# How do you rationalize the denominator and simplify 6/(3+sqrt3)?

##### 1 Answer
Aug 30, 2016

The answer is $3 - \sqrt{3}$.

#### Explanation:

When rationalizing expressions where the denominators are binomials (two terms), we multiply the entire expression by the conjugate of the denominator.

The conjugate is meant to make a difference of squares when multiplied with its original expression. For example, the conjugate of $a + b$ is $a - b$, since $\left(a + b\right) \left(a - b\right) = {a}^{2} + a b - a b - {b}^{2} = {a}^{2} - {b}^{2}$, or a difference of squares.

The conjugate can always be found by switching the middle sign of the denominator.
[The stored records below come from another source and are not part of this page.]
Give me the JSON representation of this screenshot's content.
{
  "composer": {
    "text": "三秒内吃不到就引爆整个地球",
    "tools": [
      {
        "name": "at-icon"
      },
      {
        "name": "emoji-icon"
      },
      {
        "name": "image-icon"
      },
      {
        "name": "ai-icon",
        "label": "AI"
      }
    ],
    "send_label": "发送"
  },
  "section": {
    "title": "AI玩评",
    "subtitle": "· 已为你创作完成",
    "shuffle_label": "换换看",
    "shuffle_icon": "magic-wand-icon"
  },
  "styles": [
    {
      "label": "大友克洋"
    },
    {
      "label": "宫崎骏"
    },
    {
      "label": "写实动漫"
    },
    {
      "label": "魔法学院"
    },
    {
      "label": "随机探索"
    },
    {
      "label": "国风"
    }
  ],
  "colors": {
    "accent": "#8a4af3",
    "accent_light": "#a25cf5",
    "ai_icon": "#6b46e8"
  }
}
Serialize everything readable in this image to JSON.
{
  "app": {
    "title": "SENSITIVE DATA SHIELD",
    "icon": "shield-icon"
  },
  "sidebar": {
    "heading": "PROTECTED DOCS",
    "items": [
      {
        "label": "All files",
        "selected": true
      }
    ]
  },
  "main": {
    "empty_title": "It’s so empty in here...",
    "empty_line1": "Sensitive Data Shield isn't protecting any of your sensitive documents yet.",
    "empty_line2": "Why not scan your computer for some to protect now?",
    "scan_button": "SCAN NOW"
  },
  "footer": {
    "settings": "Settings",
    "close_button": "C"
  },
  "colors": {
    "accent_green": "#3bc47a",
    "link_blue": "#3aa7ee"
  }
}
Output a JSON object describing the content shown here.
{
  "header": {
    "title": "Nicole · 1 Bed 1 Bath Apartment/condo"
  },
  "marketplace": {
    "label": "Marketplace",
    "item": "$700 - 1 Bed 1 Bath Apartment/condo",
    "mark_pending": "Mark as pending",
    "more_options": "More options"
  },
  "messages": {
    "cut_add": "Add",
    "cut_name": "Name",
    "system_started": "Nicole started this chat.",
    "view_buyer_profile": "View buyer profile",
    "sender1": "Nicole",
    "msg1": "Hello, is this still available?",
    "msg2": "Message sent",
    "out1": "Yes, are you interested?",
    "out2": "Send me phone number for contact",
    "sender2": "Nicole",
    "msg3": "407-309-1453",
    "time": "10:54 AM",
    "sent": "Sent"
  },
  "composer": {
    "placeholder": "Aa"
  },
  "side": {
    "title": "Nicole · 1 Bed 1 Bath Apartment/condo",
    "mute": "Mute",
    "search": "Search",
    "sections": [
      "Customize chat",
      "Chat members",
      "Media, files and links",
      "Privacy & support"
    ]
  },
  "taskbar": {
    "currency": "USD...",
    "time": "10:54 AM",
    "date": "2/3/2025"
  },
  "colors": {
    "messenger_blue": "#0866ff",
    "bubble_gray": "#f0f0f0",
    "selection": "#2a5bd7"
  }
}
Hence, the conjugate of $3 + \sqrt{3}$ is $3 - \sqrt{3}$.

Let's start the rationalization process.

$= \frac{6}{3 + \sqrt{3}} \times \frac{3 - \sqrt{3}}{3 - \sqrt{3}}$

$= \frac{18 - 6 \sqrt{3}}{9 - 3 \sqrt{3} + 3 \sqrt{3} - \sqrt{9}}$

$= \frac{18 - 6 \sqrt{3}}{9 - 3}$

$= \frac{6 \left(3 - \sqrt{3}\right)}{6}$

$= 3 - \sqrt{3}$

Hopefully this helps!